I however might find meaning in his first name, Jake. In the Bible, Jakob takes over his older twin brother’s birthright and role. Jake Sully takes over his brother’s role here. Surely the way they come to this is different: trickery versus death, but is it a stretch? Jakob also become Israel after struggling with an angel. Israel means “struggles with G-d” and Sully here struggles against social pressures and the ‘gods’ of mammon, power, physical ‘restoration’, and convention. I will stretch now: Jakob limped after his fighting the angel, Sully loses use of his limbs (next I’ll do a gematria of the film’s edits!).

Another name of note perhaps: Grace Augustine. As Augustine tried to define and explain sin in an orderly fashion, so too does Grace believe that her science and study can explain everything. Sigourney Weaver does an interesting turn here: she is essentially playing Cameron’s theme of the sinister interest of science. In his ‘Aliens’ the character of Paul Reiser’s Burke uses the idea of ‘study’ and scientific interest to hide behind ulterior motives. I believe Grace here is doing the same. In the beginning of the movie especially, I feel that she is on par with Colonel Quarich or Ribisi’s corporate CEO Selfridge (selfish–get it?) in her desires. Rather than defeat them militarily like Quarich, she wants to understand them. Feminist critique has done a great job unveiling the agendas of ‘understanding the Other’ and its great that Weaver is playing what is essentially a masculinist observer here. Rather than mine the metal from the ground like Selfridge, she wants to mine the culture. Rather than build community of vulnerability, trust, and dignity, she is the scientific onlooker trying to ‘figure them out’.
I thought about Grace’s name too. She is not too graceful towards others so it confused me. It clicked near the end when it becomes clear that her life was channelled into the planet’s ‘spirit’ and used to aid in the battle. This was a grace to her–she has a lot of transformation in the movie and again I contend that she is perhaps the most interesting and dynamic character.
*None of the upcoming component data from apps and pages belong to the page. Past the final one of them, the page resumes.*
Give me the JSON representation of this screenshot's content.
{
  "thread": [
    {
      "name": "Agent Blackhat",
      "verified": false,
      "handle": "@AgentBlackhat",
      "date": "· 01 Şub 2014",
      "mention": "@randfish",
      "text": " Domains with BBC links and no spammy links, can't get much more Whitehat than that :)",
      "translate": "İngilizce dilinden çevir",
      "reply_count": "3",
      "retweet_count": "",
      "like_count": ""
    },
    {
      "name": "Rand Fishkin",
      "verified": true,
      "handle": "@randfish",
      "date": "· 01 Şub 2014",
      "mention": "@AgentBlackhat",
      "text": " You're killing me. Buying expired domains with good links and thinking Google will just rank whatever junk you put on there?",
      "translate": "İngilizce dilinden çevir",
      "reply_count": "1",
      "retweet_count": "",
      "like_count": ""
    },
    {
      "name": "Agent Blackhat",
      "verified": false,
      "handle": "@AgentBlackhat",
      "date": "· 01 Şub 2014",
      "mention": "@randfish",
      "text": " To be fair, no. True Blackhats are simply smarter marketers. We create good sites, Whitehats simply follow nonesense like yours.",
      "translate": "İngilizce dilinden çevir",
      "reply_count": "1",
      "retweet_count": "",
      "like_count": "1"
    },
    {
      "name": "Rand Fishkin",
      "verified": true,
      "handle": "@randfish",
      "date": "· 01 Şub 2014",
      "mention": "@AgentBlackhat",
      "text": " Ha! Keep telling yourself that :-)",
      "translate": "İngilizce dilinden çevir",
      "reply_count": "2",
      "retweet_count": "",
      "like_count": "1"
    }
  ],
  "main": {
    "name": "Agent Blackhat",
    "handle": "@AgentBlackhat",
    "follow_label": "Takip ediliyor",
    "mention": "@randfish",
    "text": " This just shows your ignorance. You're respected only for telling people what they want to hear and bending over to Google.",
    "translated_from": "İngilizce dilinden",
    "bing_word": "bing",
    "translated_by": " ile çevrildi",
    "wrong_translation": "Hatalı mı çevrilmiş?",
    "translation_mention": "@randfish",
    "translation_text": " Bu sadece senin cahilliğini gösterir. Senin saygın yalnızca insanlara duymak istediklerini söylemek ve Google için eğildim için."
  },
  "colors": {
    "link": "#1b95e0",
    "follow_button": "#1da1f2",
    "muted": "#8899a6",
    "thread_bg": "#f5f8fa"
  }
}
Let’s keep on the theme of names: The People are called the Navi which in Hebrew means “Seer”, which can get rendered as ‘prophet’. It was no mistake that their greeting is: “I see you”. This lends itself to the idea that this story is about spiritual journeying and awakening to a different type of life rather than (just) as a story about race.

Okay–moving on….
Cameron has been clear about his politics in previous movies and they get relayed again here:
A concern for the environment and a feeling that to destroy and exploit nature is to kill alien or ‘magical’ forces is undertaken in The Abyss.
Linking military violence and corporate interests is the theme of Aliens and it is very strong here. In both instances we see how it is not for any real virtue that lives are endangered and Marines are deployed. It is by the direction of greedy corporations who see a resource to exploit.

This last note is the strongest social critique of America’s current military occupations and imperial/colonial agendas. For anyone who views this movie and finds themselves in anyway cheering for The Navi–they should ask themselves how they are any different from ‘insurgents’, or ‘terrorists’.

If you thought Sully was a cool character, check out

If you thought the Navi were cool, check out

If you were interested in Grace’s character, check out

Newitz’ referenced post may be found here:

Ryan McGivern